*** SUPPLIED DATA ***

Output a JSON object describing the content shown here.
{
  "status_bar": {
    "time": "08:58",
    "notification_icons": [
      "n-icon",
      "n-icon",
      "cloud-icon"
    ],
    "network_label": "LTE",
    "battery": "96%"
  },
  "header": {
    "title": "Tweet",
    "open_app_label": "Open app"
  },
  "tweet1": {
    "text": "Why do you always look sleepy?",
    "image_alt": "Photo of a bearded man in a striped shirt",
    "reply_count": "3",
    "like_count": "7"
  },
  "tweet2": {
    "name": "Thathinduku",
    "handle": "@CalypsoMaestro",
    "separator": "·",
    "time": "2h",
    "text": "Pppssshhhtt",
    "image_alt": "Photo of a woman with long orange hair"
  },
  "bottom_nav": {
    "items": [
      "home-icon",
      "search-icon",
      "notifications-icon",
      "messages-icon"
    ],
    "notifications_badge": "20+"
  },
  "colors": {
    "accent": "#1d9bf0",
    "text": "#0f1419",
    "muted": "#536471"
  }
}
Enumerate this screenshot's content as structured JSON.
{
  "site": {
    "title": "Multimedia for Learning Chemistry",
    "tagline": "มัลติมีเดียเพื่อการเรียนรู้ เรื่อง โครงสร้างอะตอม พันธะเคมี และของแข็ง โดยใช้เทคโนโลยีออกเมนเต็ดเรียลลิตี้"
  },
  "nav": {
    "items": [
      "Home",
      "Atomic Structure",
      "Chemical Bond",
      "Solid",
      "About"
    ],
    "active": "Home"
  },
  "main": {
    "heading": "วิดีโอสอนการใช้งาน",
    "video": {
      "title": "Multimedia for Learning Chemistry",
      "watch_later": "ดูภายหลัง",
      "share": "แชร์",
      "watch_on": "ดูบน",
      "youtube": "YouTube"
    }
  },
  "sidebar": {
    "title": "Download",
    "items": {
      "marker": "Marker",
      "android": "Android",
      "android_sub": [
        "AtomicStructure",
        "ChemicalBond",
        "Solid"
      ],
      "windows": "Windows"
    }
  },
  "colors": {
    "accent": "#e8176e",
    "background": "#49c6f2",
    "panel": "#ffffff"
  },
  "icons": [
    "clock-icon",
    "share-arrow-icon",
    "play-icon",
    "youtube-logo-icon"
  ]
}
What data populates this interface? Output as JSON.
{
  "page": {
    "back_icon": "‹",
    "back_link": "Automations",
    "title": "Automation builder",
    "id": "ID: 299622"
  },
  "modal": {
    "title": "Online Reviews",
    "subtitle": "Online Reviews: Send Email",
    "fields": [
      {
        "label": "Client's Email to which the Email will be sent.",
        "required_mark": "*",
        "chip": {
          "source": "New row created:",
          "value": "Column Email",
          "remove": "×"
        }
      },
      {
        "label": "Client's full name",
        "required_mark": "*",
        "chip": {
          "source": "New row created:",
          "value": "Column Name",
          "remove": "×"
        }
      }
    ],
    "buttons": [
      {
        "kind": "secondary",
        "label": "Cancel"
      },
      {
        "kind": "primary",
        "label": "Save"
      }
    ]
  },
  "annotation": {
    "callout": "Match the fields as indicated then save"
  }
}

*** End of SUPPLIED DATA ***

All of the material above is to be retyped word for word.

Output a JSON object describing the content shown here.
{
  "status_bar": {
    "time": "08:58",
    "notification_icons": [
      "n-icon",
      "n-icon",
      "cloud-icon"
    ],
    "network_label": "LTE",
    "battery": "96%"
  },
  "header": {
    "title": "Tweet",
    "open_app_label": "Open app"
  },
  "tweet1": {
    "text": "Why do you always look sleepy?",
    "image_alt": "Photo of a bearded man in a striped shirt",
    "reply_count": "3",
    "like_count": "7"
  },
  "tweet2": {
    "name": "Thathinduku",
    "handle": "@CalypsoMaestro",
    "separator": "·",
    "time": "2h",
    "text": "Pppssshhhtt",
    "image_alt": "Photo of a woman with long orange hair"
  },
  "bottom_nav": {
    "items": [
      "home-icon",
      "search-icon",
      "notifications-icon",
      "messages-icon"
    ],
    "notifications_badge": "20+"
  },
  "colors": {
    "accent": "#1d9bf0",
    "text": "#0f1419",
    "muted": "#536471"
  }
}
Enumerate this screenshot's content as structured JSON.
{
  "site": {
    "title": "Multimedia for Learning Chemistry",
    "tagline": "มัลติมีเดียเพื่อการเรียนรู้ เรื่อง โครงสร้างอะตอม พันธะเคมี และของแข็ง โดยใช้เทคโนโลยีออกเมนเต็ดเรียลลิตี้"
  },
  "nav": {
    "items": [
      "Home",
      "Atomic Structure",
      "Chemical Bond",
      "Solid",
      "About"
    ],
    "active": "Home"
  },
  "main": {
    "heading": "วิดีโอสอนการใช้งาน",
    "video": {
      "title": "Multimedia for Learning Chemistry",
      "watch_later": "ดูภายหลัง",
      "share": "แชร์",
      "watch_on": "ดูบน",
      "youtube": "YouTube"
    }
  },
  "sidebar": {
    "title": "Download",
    "items": {
      "marker": "Marker",
      "android": "Android",
      "android_sub": [
        "AtomicStructure",
        "ChemicalBond",
        "Solid"
      ],
      "windows": "Windows"
    }
  },
  "colors": {
    "accent": "#e8176e",
    "background": "#49c6f2",
    "panel": "#ffffff"
  },
  "icons": [
    "clock-icon",
    "share-arrow-icon",
    "play-icon",
    "youtube-logo-icon"
  ]
}
What data populates this interface? Output as JSON.
{
  "page": {
    "back_icon": "‹",
    "back_link": "Automations",
    "title": "Automation builder",
    "id": "ID: 299622"
  },
  "modal": {
    "title": "Online Reviews",
    "subtitle": "Online Reviews: Send Email",
    "fields": [
      {
        "label": "Client's Email to which the Email will be sent.",
        "required_mark": "*",
        "chip": {
          "source": "New row created:",
          "value": "Column Email",
          "remove": "×"
        }
      },
      {
        "label": "Client's full name",
        "required_mark": "*",
        "chip": {
          "source": "New row created:",
          "value": "Column Name",
          "remove": "×"
        }
      }
    ],
    "buttons": [
      {
        "kind": "secondary",
        "label": "Cancel"
      },
      {
        "kind": "primary",
        "label": "Save"
      }
    ]
  },
  "annotation": {
    "callout": "Match the fields as indicated then save"
  }
}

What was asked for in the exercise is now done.